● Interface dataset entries

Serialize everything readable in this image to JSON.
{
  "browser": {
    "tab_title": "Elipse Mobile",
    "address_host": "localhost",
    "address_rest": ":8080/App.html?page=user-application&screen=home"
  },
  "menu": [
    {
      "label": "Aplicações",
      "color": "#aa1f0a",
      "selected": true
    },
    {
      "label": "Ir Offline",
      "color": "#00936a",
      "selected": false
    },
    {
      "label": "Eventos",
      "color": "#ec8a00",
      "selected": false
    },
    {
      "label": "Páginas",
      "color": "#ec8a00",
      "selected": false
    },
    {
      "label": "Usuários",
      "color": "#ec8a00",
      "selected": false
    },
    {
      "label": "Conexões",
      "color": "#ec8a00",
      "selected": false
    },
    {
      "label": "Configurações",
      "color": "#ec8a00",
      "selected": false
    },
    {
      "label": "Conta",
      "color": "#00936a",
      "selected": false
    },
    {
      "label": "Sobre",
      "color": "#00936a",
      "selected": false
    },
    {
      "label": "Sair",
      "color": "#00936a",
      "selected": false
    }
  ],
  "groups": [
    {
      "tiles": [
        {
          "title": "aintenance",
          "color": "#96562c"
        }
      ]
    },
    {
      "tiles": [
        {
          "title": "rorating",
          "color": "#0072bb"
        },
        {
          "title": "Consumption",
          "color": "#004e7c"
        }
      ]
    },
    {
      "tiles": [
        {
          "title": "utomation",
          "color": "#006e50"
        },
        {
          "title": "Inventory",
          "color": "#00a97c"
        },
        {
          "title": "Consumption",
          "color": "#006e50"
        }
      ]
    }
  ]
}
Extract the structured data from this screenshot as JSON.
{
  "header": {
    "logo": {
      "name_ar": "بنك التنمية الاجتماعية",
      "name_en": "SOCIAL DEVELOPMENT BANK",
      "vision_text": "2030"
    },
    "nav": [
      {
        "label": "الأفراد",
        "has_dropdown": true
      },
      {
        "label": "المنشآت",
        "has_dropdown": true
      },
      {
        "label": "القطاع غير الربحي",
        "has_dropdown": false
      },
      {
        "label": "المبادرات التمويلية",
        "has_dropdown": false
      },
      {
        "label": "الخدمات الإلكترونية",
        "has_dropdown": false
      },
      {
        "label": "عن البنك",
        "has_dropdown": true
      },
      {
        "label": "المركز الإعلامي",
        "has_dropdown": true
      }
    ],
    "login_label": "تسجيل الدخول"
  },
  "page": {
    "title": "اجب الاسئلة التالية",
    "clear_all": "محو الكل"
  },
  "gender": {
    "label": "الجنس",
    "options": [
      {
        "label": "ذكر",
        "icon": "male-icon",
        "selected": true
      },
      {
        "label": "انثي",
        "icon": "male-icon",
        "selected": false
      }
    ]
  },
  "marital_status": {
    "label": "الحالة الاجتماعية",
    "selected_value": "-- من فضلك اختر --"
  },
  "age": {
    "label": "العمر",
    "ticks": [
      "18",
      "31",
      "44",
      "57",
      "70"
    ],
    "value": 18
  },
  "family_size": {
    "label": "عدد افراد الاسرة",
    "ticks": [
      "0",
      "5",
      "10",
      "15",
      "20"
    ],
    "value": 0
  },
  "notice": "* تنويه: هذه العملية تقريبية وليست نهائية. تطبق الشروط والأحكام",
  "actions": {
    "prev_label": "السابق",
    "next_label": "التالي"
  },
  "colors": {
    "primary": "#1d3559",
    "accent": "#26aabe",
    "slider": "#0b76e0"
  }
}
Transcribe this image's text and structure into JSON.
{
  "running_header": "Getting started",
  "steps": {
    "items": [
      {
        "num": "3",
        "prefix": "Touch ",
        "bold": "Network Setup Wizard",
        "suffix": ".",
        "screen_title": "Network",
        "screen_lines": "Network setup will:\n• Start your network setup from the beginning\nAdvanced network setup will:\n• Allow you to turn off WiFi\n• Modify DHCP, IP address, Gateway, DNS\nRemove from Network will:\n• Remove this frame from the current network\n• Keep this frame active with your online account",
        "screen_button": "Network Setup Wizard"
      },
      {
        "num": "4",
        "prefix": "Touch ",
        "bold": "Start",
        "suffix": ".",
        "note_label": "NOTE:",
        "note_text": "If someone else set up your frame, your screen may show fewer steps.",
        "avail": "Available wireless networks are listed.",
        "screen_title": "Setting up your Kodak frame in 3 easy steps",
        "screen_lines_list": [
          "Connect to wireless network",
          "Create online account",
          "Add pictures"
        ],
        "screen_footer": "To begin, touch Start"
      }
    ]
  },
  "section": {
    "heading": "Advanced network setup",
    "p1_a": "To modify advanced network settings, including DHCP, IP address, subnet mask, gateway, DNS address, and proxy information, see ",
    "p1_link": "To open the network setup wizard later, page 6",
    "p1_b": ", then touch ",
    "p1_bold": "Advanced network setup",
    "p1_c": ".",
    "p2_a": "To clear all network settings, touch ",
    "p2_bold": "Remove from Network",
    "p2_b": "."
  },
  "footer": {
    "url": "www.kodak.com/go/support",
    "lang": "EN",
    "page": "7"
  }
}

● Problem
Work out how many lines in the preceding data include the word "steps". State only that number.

● Written solution
3